Being a mom is hard work. When you are a new mom, you have a lot going on. You are caring for a brand new baby that needs your constant care and support. It is your duty to bathe, nurture and nourish your child. For some mothers, this includes breast feeding your baby. Emotions can be high as maternity leave comes to an end. Going back to work may mean leaving your baby in someone else’s care for an entire day for the first time. You have to navigate those feelings, as well as plan for all of your baby’s needs.
Sarah was tired of seeing it happening. Her office was mostly men, and for the few women who worked there, it felt like something between an old boy’s club and a fraternity. When Sarah’s co-worker, Shelby, was pregnant, the men constantly commented on her burgeoning belly. They touched her stomach without permission and made crude jokes about how she had ended up “in the family way.”
Women of color in California and around the country often find themselves struggling to achieve professional parity with their white and male colleagues. Unfortunately, the reality of sexual harassment and racial bias can hamper these women’s efforts. Harassment and bias are realities in all occupations, including scientific fields. In a study, planetary scientists and astronomers who are also women of color reported high rates of harassment in their workplaces.
Depending on where they work, some California employees may find themselves staying later or working longer hours than they were originally scheduled to. If this work is unpaid or does not count towards overtime, it could potentially be illegal. Although there are a few exceptions, employers are responsible for paying their workers overtime if those workers work longer than 40 hours a week.

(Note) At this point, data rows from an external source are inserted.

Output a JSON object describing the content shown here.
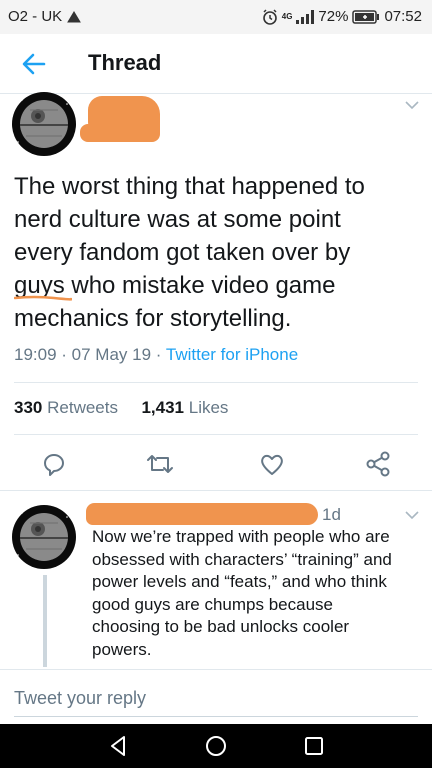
{
  "status_bar": {
    "carrier": "O2 - UK",
    "network": "4G",
    "battery": "72%",
    "time": "07:52"
  },
  "header": {
    "title": "Thread"
  },
  "tweet": {
    "text_lines": [
      "The worst thing that happened to",
      "nerd culture was at some point",
      "every fandom got taken over by",
      "guys who mistake video game",
      "mechanics for storytelling."
    ],
    "time": "19:09",
    "date": "07 May 19",
    "source": "Twitter for iPhone",
    "retweets_count": "330",
    "retweets_label": "Retweets",
    "likes_count": "1,431",
    "likes_label": "Likes"
  },
  "reply": {
    "time": "1d",
    "text_lines": [
      "Now we’re trapped with people who are",
      "obsessed with characters’ “training” and",
      "power levels and “feats,” and who think",
      "good guys are chumps because",
      "choosing to be bad unlocks cooler",
      "powers."
    ]
  },
  "compose": {
    "placeholder": "Tweet your reply"
  },
  "colors": {
    "accent": "#1da1f2",
    "redaction": "#f0944e",
    "secondary_text": "#657786"
  }
}
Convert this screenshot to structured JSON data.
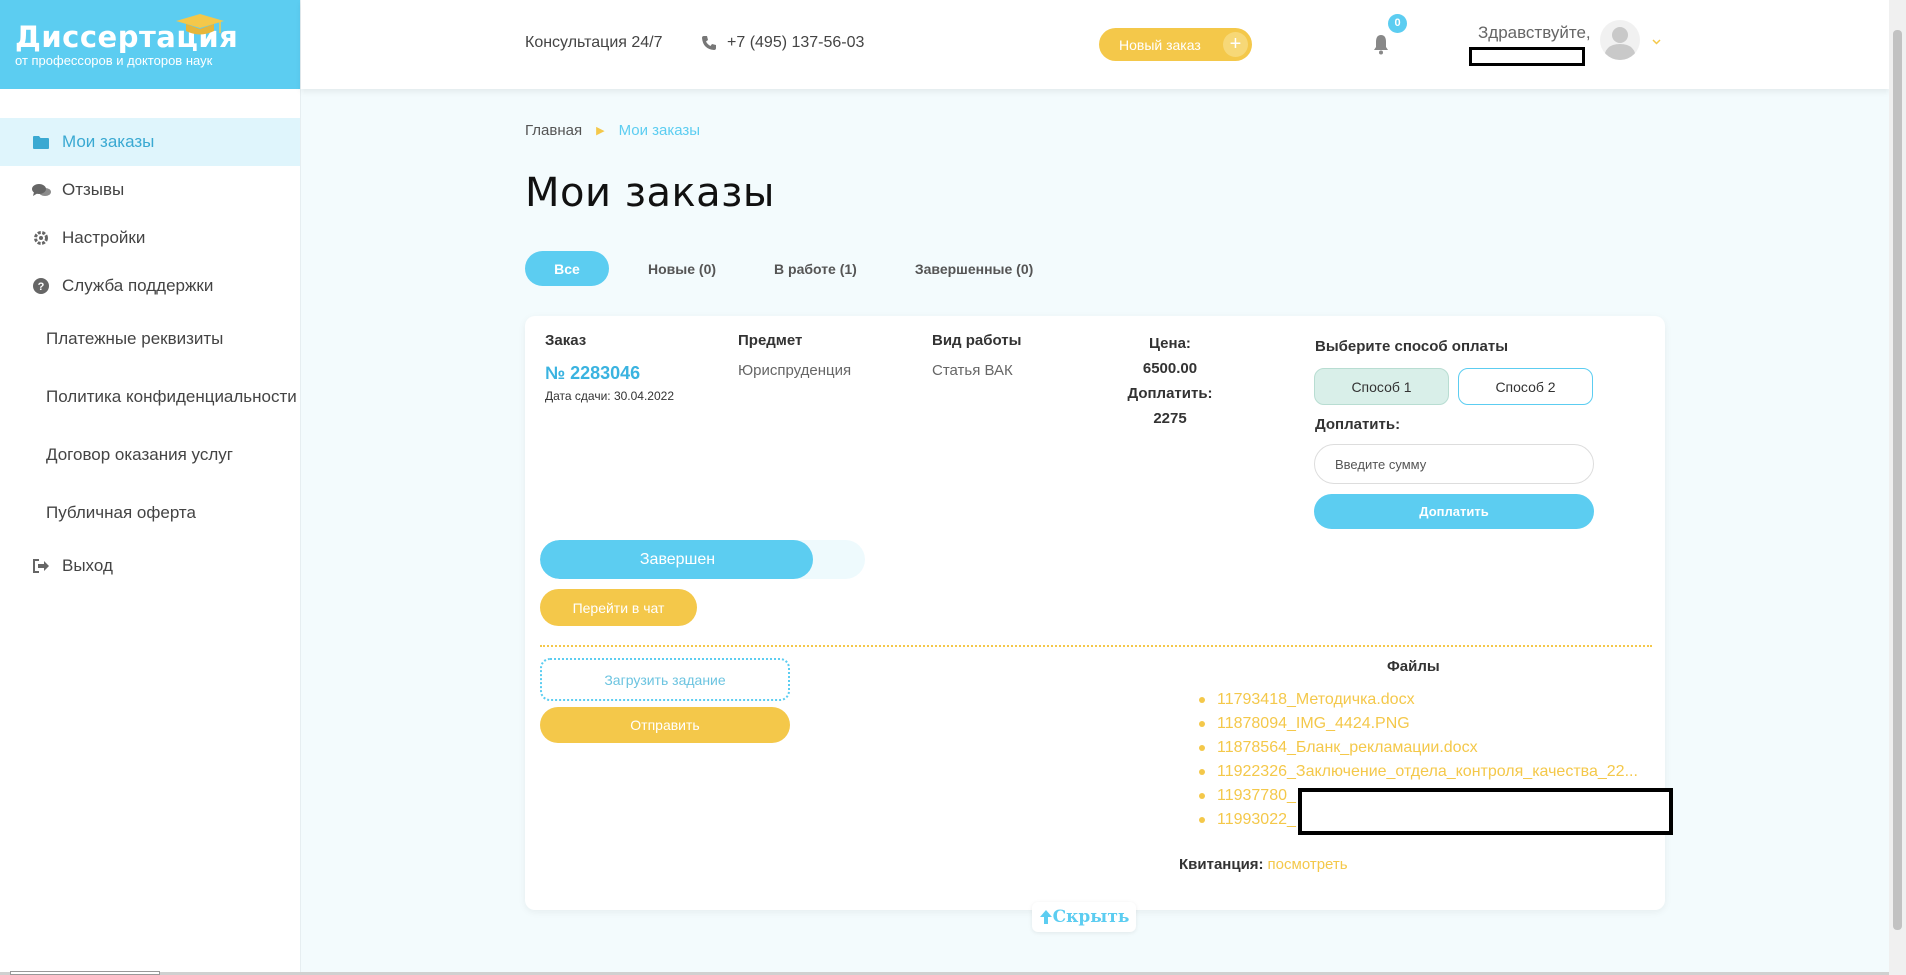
{
  "brand": {
    "name": "Диссертация",
    "tagline": "от профессоров и докторов наук"
  },
  "sidebar": {
    "items": [
      {
        "label": "Мои заказы",
        "icon": "folder-icon"
      },
      {
        "label": "Отзывы",
        "icon": "comments-icon"
      },
      {
        "label": "Настройки",
        "icon": "gear-icon"
      },
      {
        "label": "Служба поддержки",
        "icon": "question-circle-icon"
      },
      {
        "label": "Платежные реквизиты"
      },
      {
        "label": "Политика конфиденциальности"
      },
      {
        "label": "Договор оказания услуг"
      },
      {
        "label": "Публичная оферта"
      },
      {
        "label": "Выход",
        "icon": "sign-out-icon"
      }
    ]
  },
  "header": {
    "consult": "Консультация 24/7",
    "phone": "+7 (495) 137-56-03",
    "new_order": "Новый заказ",
    "new_order_plus": "+",
    "notif_count": "0",
    "greeting": "Здравствуйте,"
  },
  "breadcrumb": {
    "home": "Главная",
    "current": "Мои заказы"
  },
  "page_title": "Мои заказы",
  "tabs": [
    {
      "label": "Все"
    },
    {
      "label": "Новые (0)"
    },
    {
      "label": "В работе (1)"
    },
    {
      "label": "Завершенные (0)"
    }
  ],
  "order": {
    "h_order": "Заказ",
    "h_subject": "Предмет",
    "h_work": "Вид работы",
    "h_price": "Цена:",
    "number": "№ 2283046",
    "due": "Дата сдачи: 30.04.2022",
    "subject": "Юриспруденция",
    "work_type": "Статья ВАК",
    "price": "6500.00 ",
    "surcharge_label": "Доплатить:",
    "surcharge": "2275 ",
    "status": "Завершен",
    "status_progress_pct": 84,
    "chat": "Перейти в чат"
  },
  "payment": {
    "title": "Выберите способ оплаты",
    "method1": "Способ 1",
    "method2": "Способ 2",
    "amount_label": "Доплатить:",
    "amount_placeholder": "Введите сумму",
    "submit": "Доплатить"
  },
  "upload": {
    "upload_label": "Загрузить задание",
    "send_label": "Отправить"
  },
  "files": {
    "title": "Файлы",
    "items": [
      "11793418_Методичка.docx",
      "11878094_IMG_4424.PNG",
      "11878564_Бланк_рекламации.docx",
      "11922326_Заключение_отдела_контроля_качества_22...",
      "11937780_",
      "11993022_"
    ],
    "receipt_label": "Квитанция:",
    "receipt_link": "посмотреть"
  },
  "hide": {
    "label": "Скрыть"
  },
  "colors": {
    "accent": "#5ccdf1",
    "yellow": "#f4c84a"
  }
}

Many employers still don’t get it: women in the workplace have rights that cannot be ignored. When employers violate these rights, they can be held to account. It’s been three decades since the Pregnancy Discrimination Act of 1978 went into effect. That law describes these things employers may not do to women employees who are pregnant: